What to do: All entries below must be written out verbatim, and the images must be dropped.

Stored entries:
· · · · · · ·

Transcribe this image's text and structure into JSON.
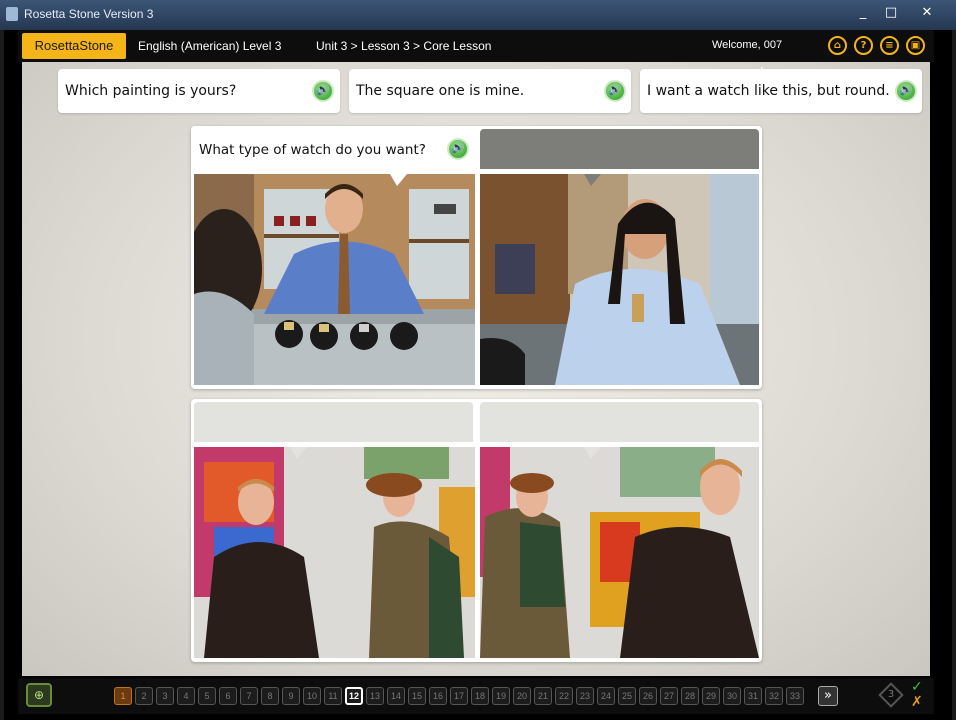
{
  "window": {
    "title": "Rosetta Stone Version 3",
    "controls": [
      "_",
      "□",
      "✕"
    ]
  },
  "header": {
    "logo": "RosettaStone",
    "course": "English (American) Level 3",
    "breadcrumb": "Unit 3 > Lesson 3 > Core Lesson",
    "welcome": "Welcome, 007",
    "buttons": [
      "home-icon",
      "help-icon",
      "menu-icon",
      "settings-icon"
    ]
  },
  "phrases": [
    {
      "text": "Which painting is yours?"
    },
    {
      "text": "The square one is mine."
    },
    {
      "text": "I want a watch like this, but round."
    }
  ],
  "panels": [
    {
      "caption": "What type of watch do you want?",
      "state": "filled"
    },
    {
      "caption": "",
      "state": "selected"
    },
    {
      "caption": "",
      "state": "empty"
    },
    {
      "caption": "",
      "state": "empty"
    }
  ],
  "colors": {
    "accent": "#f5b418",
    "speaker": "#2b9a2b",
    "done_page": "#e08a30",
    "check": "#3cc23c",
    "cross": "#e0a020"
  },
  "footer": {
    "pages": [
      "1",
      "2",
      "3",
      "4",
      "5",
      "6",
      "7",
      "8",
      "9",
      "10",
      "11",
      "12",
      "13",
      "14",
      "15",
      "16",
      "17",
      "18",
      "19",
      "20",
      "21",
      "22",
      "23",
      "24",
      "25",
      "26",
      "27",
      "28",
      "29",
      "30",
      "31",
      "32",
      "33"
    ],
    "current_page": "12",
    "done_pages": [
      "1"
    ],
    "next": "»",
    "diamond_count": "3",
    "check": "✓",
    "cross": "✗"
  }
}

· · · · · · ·

Result of this exercise:
Transcribe this image's text and structure into JSON.
{
  "window": {
    "title": "Rosetta Stone Version 3",
    "controls": [
      "_",
      "□",
      "✕"
    ]
  },
  "header": {
    "logo": "RosettaStone",
    "course": "English (American) Level 3",
    "breadcrumb": "Unit 3 > Lesson 3 > Core Lesson",
    "welcome": "Welcome, 007",
    "buttons": [
      "home-icon",
      "help-icon",
      "menu-icon",
      "settings-icon"
    ]
  },
  "phrases": [
    {
      "text": "Which painting is yours?"
    },
    {
      "text": "The square one is mine."
    },
    {
      "text": "I want a watch like this, but round."
    }
  ],
  "panels": [
    {
      "caption": "What type of watch do you want?",
      "state": "filled"
    },
    {
      "caption": "",
      "state": "selected"
    },
    {
      "caption": "",
      "state": "empty"
    },
    {
      "caption": "",
      "state": "empty"
    }
  ],
  "colors": {
    "accent": "#f5b418",
    "speaker": "#2b9a2b",
    "done_page": "#e08a30",
    "check": "#3cc23c",
    "cross": "#e0a020"
  },
  "footer": {
    "pages": [
      "1",
      "2",
      "3",
      "4",
      "5",
      "6",
      "7",
      "8",
      "9",
      "10",
      "11",
      "12",
      "13",
      "14",
      "15",
      "16",
      "17",
      "18",
      "19",
      "20",
      "21",
      "22",
      "23",
      "24",
      "25",
      "26",
      "27",
      "28",
      "29",
      "30",
      "31",
      "32",
      "33"
    ],
    "current_page": "12",
    "done_pages": [
      "1"
    ],
    "next": "»",
    "diamond_count": "3",
    "check": "✓",
    "cross": "✗"
  }
}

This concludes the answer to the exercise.